The availability of the Windows Vista OS has been pushed back to next year, Microsoft Co-President of the Platform and Services Division Jim Allchin announced Tuesday.
However, the company plans to release Vista to business partners through its volume licensing program in November 2006.
Mr Allchin said on Tuesday that Microsoft wanted to give customers a firm date for when the company could deliver Vista broadly, and so decided to push back the release to January of next year.
The delay in the release of Vista was expected. Microsoft revealed last January that the company would delay the launch of the new OS in case it did not reach a standard of quality.
Microsoft still plans to release to manufacturing all of Vista's core editions, of which there are six, at the same time in November. But PCs with the consumer versions pre-installed will not be for sale until January.

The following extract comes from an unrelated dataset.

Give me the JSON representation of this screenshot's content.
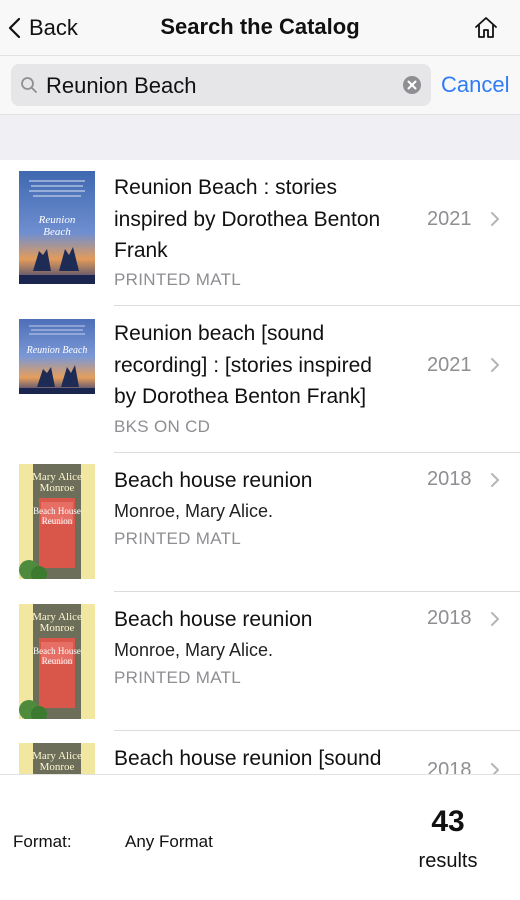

The consumer editions of Vista are Windows Vista Starter, Windows Vista Home Basic, Windows Vista Home Premium and Windows Vista Ultimate. The business editions are Windows Vista Business and Windows Vista Enterprise, and they will be available through volume licensing in November.

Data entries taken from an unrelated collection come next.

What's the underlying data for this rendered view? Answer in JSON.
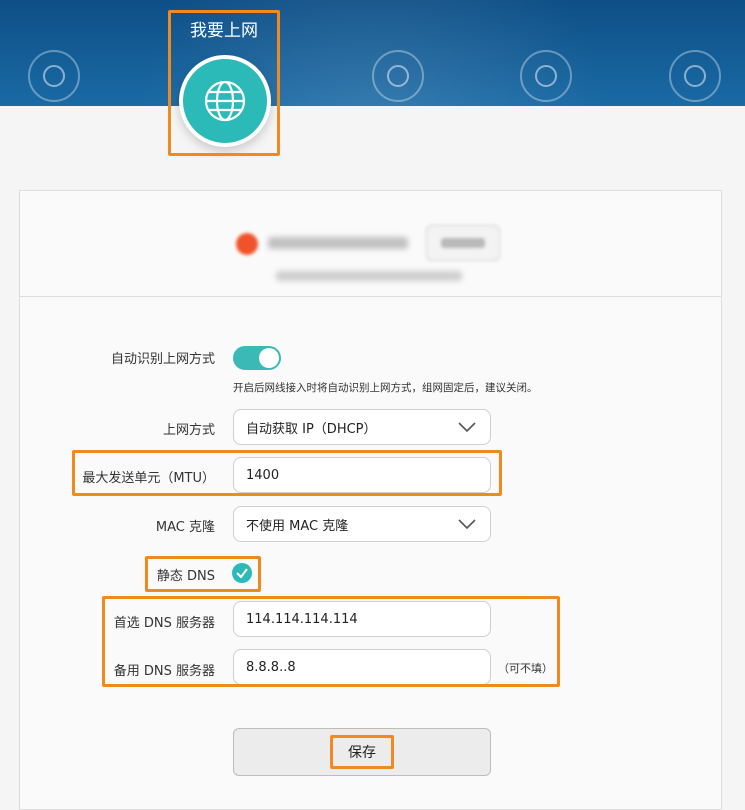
{
  "nav": {
    "active_label": "我要上网",
    "other_items": [
      "home",
      "wifi",
      "devices",
      "more"
    ]
  },
  "form": {
    "auto_detect": {
      "label": "自动识别上网方式",
      "enabled": true,
      "hint": "开启后网线接入时将自动识别上网方式，组网固定后，建议关闭。"
    },
    "connection_type": {
      "label": "上网方式",
      "value": "自动获取 IP（DHCP）"
    },
    "mtu": {
      "label": "最大发送单元（MTU）",
      "value": "1400"
    },
    "mac_clone": {
      "label": "MAC 克隆",
      "value": "不使用 MAC 克隆"
    },
    "static_dns": {
      "label": "静态 DNS",
      "checked": true
    },
    "primary_dns": {
      "label": "首选 DNS 服务器",
      "value": "114.114.114.114"
    },
    "secondary_dns": {
      "label": "备用 DNS 服务器",
      "value": "8.8.8..8",
      "note": "（可不填）"
    },
    "save_label": "保存"
  },
  "colors": {
    "accent": "#2cbab9",
    "highlight": "#f08a1d",
    "header": "#0e4f86",
    "status": "#f0522a"
  }
}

According to microsoft, the reason for Vista's delay is a quality issue and that it was something partners requested.
Microsoft plans to release another Community Technology Preview (CTP) of Vista by the end of June, a completion of the Beta 2 process of the OS.

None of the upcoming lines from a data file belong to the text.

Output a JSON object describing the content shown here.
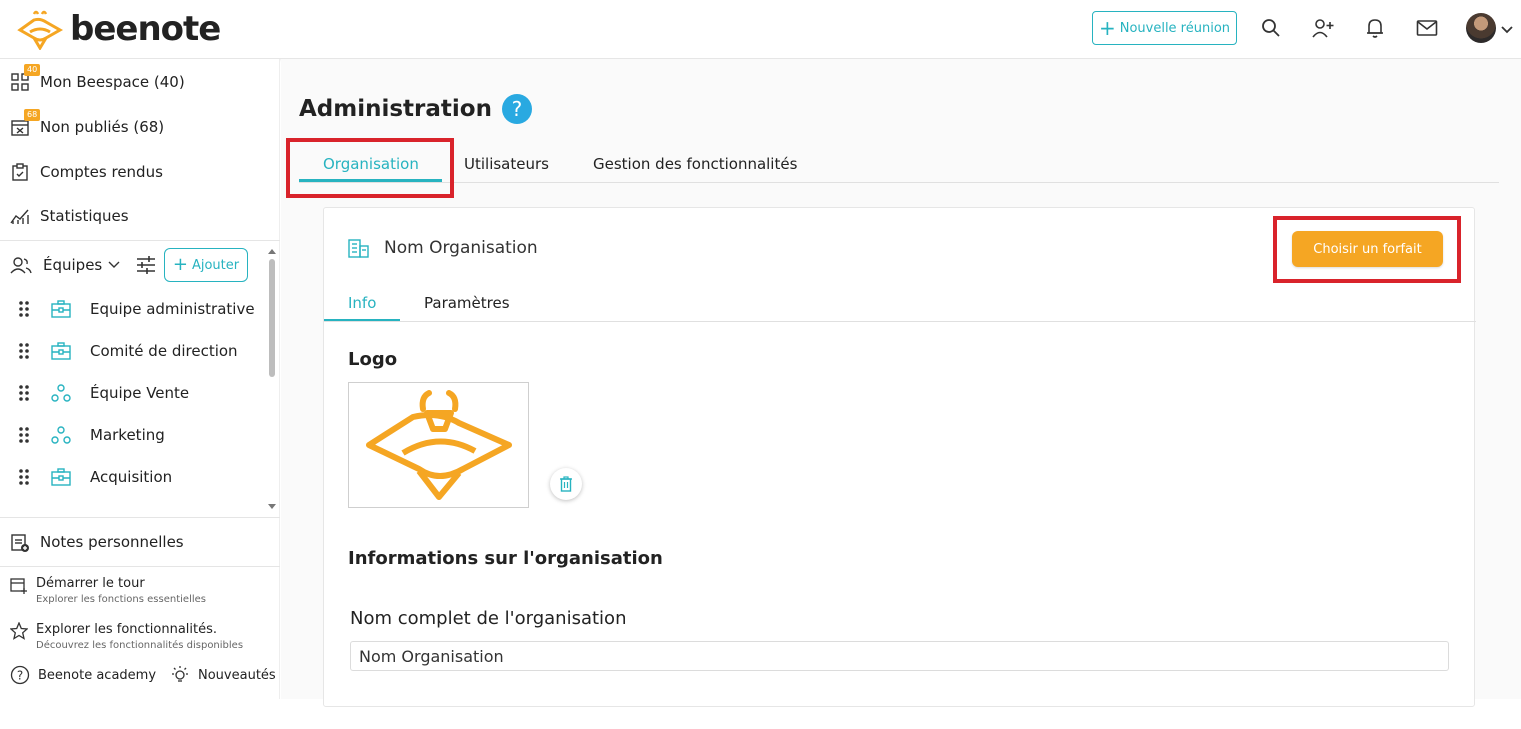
{
  "brand": {
    "name": "beenote"
  },
  "header": {
    "new_meeting_label": "Nouvelle réunion"
  },
  "sidebar": {
    "nav": [
      {
        "label": "Mon Beespace (40)",
        "badge": "40"
      },
      {
        "label": "Non publiés (68)",
        "badge": "68"
      },
      {
        "label": "Comptes rendus"
      },
      {
        "label": "Statistiques"
      }
    ],
    "teams_label": "Équipes",
    "add_label": "Ajouter",
    "teams": [
      {
        "name": "Equipe administrative",
        "icon": "briefcase-icon"
      },
      {
        "name": "Comité de direction",
        "icon": "briefcase-icon"
      },
      {
        "name": "Équipe Vente",
        "icon": "group-icon"
      },
      {
        "name": "Marketing",
        "icon": "group-icon"
      },
      {
        "name": "Acquisition",
        "icon": "briefcase-icon"
      }
    ],
    "personal_notes": "Notes personnelles",
    "tour": {
      "title": "Démarrer le tour",
      "subtitle": "Explorer les fonctions essentielles"
    },
    "explore": {
      "title": "Explorer les fonctionnalités.",
      "subtitle": "Découvrez les fonctionnalités disponibles"
    },
    "academy": "Beenote academy",
    "news": "Nouveautés"
  },
  "main": {
    "title": "Administration",
    "help": "?",
    "tabs": [
      "Organisation",
      "Utilisateurs",
      "Gestion des fonctionnalités"
    ],
    "org_name": "Nom Organisation",
    "choose_plan": "Choisir un forfait",
    "subtabs": [
      "Info",
      "Paramètres"
    ],
    "logo_label": "Logo",
    "info_heading": "Informations sur l'organisation",
    "full_name_label": "Nom complet de l'organisation",
    "full_name_value": "Nom Organisation"
  },
  "colors": {
    "accent": "#27b3c0",
    "orange": "#f5a623",
    "highlight": "#d9232b"
  }
}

Microsoft also said that Vista's delay does not affect the release of Internet Explorer 7 for Windows XP in the second half of the year. IE 7 will ship as a feature of Vista, and Microsoft had said the version of IE 7 for XP was to be released at the same time as the OS.